Items listed in a dataset:
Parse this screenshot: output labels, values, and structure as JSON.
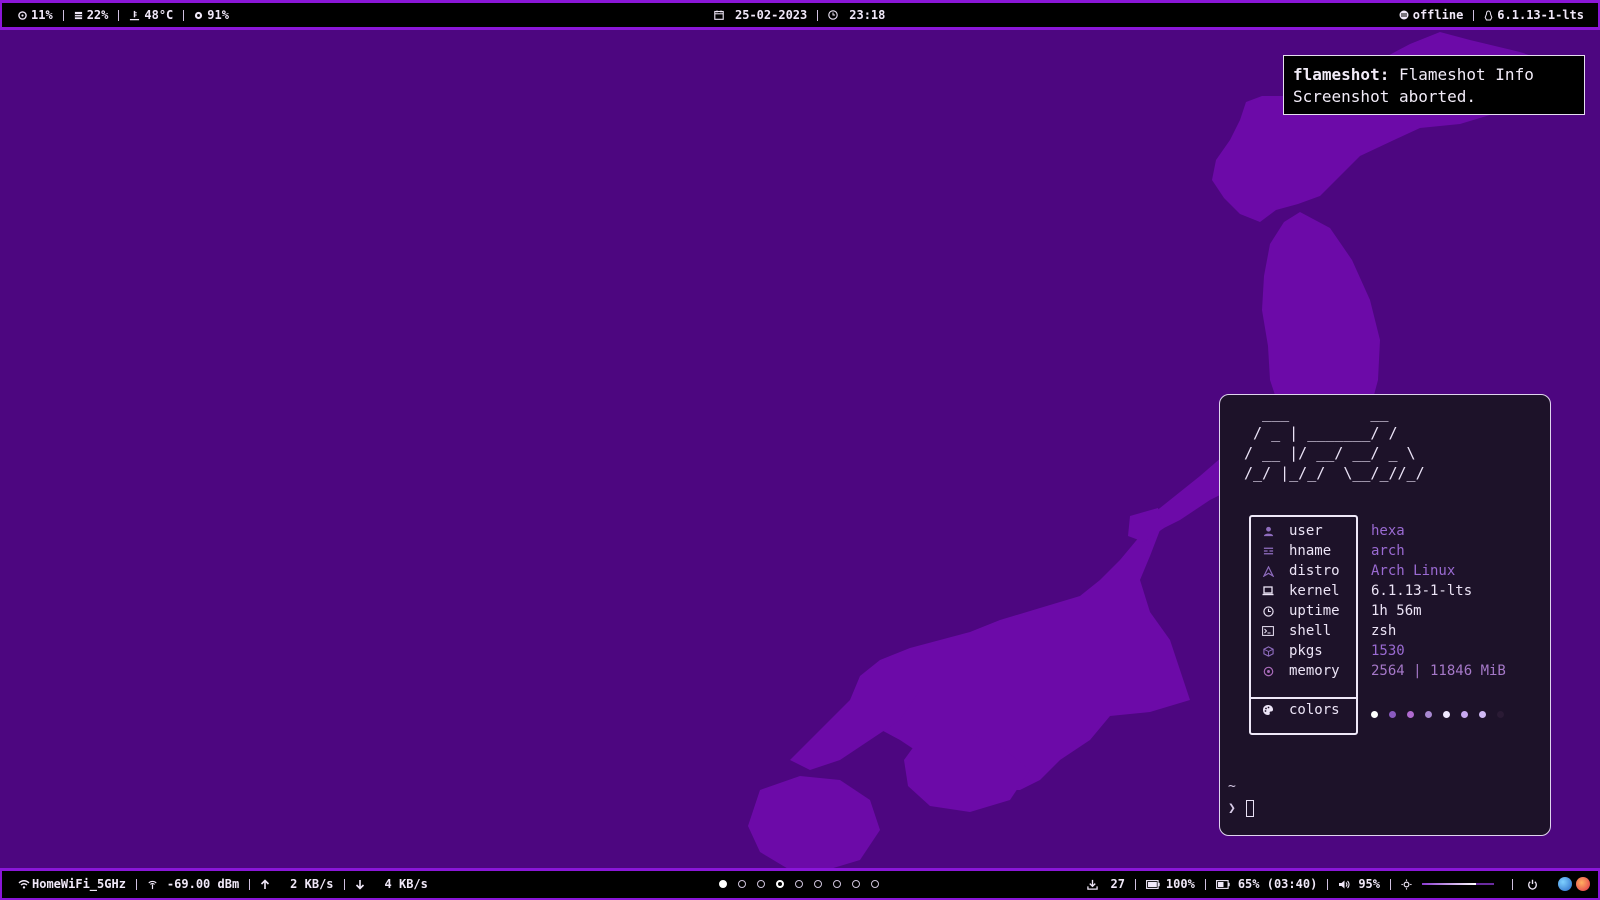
{
  "topbar": {
    "cpu": "11%",
    "ram": "22%",
    "temp": "48°C",
    "brightness": "91%",
    "date": "25-02-2023",
    "time": "23:18",
    "vpn_status": "offline",
    "kernel": "6.1.13-1-lts"
  },
  "notification": {
    "app": "flameshot:",
    "summary": "Flameshot Info",
    "body": "Screenshot aborted."
  },
  "terminal": {
    "ascii_logo": "  ___         __\n / _ | _______/ /\n/ __ |/ __/ __/ _ \\\n/_/ |_/_/  \\__/_//_/",
    "info": [
      {
        "key": "user",
        "value": "hexa",
        "icon": "user-icon"
      },
      {
        "key": "hname",
        "value": "arch",
        "icon": "hostname-icon"
      },
      {
        "key": "distro",
        "value": "Arch Linux",
        "icon": "distro-icon"
      },
      {
        "key": "kernel",
        "value": "6.1.13-1-lts",
        "icon": "laptop-icon"
      },
      {
        "key": "uptime",
        "value": "1h 56m",
        "icon": "clock-icon"
      },
      {
        "key": "shell",
        "value": "zsh",
        "icon": "terminal-icon"
      },
      {
        "key": "pkgs",
        "value": "1530",
        "icon": "package-icon"
      },
      {
        "key": "memory",
        "value": "2564 | 11846 MiB",
        "icon": "memory-icon"
      }
    ],
    "colors_label": "colors",
    "color_swatches": [
      "#ffffff",
      "#8a5ac0",
      "#b06ad0",
      "#a888d0",
      "#f0e8ff",
      "#c8a8f0",
      "#d0b8f4",
      "#2a1a34"
    ],
    "prompt_cwd": "~",
    "prompt_symbol": "❯"
  },
  "bottombar": {
    "wifi_ssid": "HomeWiFi_5GHz",
    "signal": "-69.00 dBm",
    "upload": "2 KB/s",
    "download": "4 KB/s",
    "workspaces": {
      "count": 9,
      "active": 1,
      "occupied": [
        4
      ]
    },
    "updates": "27",
    "battery_charge": "100%",
    "battery2": "65% (03:40)",
    "volume": "95%",
    "brightness_level": 0.75
  },
  "colors": {
    "accent": "#8a16d8",
    "desktop_bg": "#4d0680",
    "map_fill": "#6c0aa8",
    "terminal_bg": "#1d1229"
  }
}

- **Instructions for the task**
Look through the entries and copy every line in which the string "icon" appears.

- **Written answer**
        "icon": "user-icon"
        "icon": "hostname-icon"
        "icon": "distro-icon"
        "icon": "laptop-icon"
        "icon": "clock-icon"
        "icon": "terminal-icon"
        "icon": "package-icon"
        "icon": "memory-icon"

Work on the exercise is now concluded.